July 17, 2018 by The Citron Review
by Heather Bourbeau
He saw how the thinness of her calves was exaggerated by the large shapeless overcoat in camel—a color that seemed sophisticated twenty years ago. Here, however, the construction and her practical low pumps echoed mid-century European immigrant. He wondered what her native tongue was, what brought her joy. Staring but not seeing, he missed the small clues announcing she was from here, poor but on the upswing, and wearing her lover’s coat—his leftover musk warming her with each deep breath. She, however, noticed the middle-aged man looking through her, unaware that his nose slowly was beginning to bleed.
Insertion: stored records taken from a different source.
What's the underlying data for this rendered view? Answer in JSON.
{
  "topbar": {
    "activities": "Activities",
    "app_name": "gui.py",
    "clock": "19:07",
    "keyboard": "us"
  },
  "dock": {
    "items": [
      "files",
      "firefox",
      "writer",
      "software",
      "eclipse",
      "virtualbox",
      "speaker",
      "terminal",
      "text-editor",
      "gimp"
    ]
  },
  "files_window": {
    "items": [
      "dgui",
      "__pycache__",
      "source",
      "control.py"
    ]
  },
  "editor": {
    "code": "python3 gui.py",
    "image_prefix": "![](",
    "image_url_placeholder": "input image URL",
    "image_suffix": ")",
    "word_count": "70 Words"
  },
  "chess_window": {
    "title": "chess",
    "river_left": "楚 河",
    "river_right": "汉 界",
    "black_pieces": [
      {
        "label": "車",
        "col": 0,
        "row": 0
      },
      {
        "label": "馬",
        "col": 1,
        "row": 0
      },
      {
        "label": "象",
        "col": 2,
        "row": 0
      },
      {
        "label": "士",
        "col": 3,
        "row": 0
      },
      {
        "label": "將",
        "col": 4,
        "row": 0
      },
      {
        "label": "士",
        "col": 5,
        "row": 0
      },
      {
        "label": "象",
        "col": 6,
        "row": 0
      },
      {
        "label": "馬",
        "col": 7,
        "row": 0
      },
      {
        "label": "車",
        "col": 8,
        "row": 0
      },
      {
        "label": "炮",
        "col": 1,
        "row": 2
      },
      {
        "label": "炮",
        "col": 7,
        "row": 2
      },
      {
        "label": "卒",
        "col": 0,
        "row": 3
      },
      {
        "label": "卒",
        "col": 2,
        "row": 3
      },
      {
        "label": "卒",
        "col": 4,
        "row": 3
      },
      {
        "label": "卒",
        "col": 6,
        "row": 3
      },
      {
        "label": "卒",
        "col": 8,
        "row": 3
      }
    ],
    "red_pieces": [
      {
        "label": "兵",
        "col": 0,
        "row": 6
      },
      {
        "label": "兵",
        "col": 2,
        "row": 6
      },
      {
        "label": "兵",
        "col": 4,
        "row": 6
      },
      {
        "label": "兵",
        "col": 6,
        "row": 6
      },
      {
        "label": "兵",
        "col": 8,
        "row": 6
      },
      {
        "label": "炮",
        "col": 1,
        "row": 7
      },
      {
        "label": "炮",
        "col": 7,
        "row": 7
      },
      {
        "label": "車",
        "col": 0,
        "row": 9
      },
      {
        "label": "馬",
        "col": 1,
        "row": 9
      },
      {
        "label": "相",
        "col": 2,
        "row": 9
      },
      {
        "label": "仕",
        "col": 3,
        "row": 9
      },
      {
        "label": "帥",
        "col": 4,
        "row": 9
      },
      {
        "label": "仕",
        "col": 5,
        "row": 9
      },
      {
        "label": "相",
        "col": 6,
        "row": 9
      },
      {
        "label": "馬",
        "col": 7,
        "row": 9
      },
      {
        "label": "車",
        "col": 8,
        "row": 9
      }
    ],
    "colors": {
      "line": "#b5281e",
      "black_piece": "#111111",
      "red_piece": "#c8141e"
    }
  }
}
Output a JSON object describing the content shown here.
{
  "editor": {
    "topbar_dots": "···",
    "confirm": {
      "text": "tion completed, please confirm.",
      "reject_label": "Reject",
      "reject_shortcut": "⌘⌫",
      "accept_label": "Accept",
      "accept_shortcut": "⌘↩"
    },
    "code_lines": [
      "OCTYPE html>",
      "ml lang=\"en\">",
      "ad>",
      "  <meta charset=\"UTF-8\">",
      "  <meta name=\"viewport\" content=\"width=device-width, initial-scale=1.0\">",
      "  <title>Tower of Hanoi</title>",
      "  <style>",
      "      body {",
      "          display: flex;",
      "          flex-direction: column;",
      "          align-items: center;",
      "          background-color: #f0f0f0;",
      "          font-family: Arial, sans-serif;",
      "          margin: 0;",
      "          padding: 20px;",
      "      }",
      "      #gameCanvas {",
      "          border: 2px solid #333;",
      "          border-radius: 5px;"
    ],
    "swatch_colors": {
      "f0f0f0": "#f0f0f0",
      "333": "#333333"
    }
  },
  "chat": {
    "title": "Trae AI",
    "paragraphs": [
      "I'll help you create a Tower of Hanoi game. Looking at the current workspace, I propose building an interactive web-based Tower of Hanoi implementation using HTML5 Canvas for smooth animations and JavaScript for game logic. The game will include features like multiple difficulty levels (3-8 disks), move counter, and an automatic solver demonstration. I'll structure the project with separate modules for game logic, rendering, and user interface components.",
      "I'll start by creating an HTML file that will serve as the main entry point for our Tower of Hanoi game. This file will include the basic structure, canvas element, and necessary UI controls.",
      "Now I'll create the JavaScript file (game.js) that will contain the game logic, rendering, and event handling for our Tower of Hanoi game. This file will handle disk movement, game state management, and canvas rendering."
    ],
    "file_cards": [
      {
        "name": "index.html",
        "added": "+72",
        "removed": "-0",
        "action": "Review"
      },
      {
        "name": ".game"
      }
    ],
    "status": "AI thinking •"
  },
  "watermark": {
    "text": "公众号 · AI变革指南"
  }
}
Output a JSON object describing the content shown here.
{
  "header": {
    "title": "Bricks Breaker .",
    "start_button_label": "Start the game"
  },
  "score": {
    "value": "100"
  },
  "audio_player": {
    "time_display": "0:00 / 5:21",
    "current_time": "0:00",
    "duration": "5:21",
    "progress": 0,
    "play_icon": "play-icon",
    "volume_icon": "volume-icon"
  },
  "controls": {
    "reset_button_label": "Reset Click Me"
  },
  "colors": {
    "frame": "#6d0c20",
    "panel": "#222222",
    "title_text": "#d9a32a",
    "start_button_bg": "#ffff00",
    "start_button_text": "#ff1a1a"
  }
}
Heather Bourbeau’s fiction and poetry have been published in Alaska Quarterly Review, Cleaver, Eleven Eleven, Francis Ford Coppola Winery’s Chalkboard, Open City, The Stockholm Review of Literature, and the anthology Nothing Short Of 100: Selected Tales from 100 Word Story. She has written in Madagascar, read in Tunisia, worked in Liberia, and wonders where she will explore next.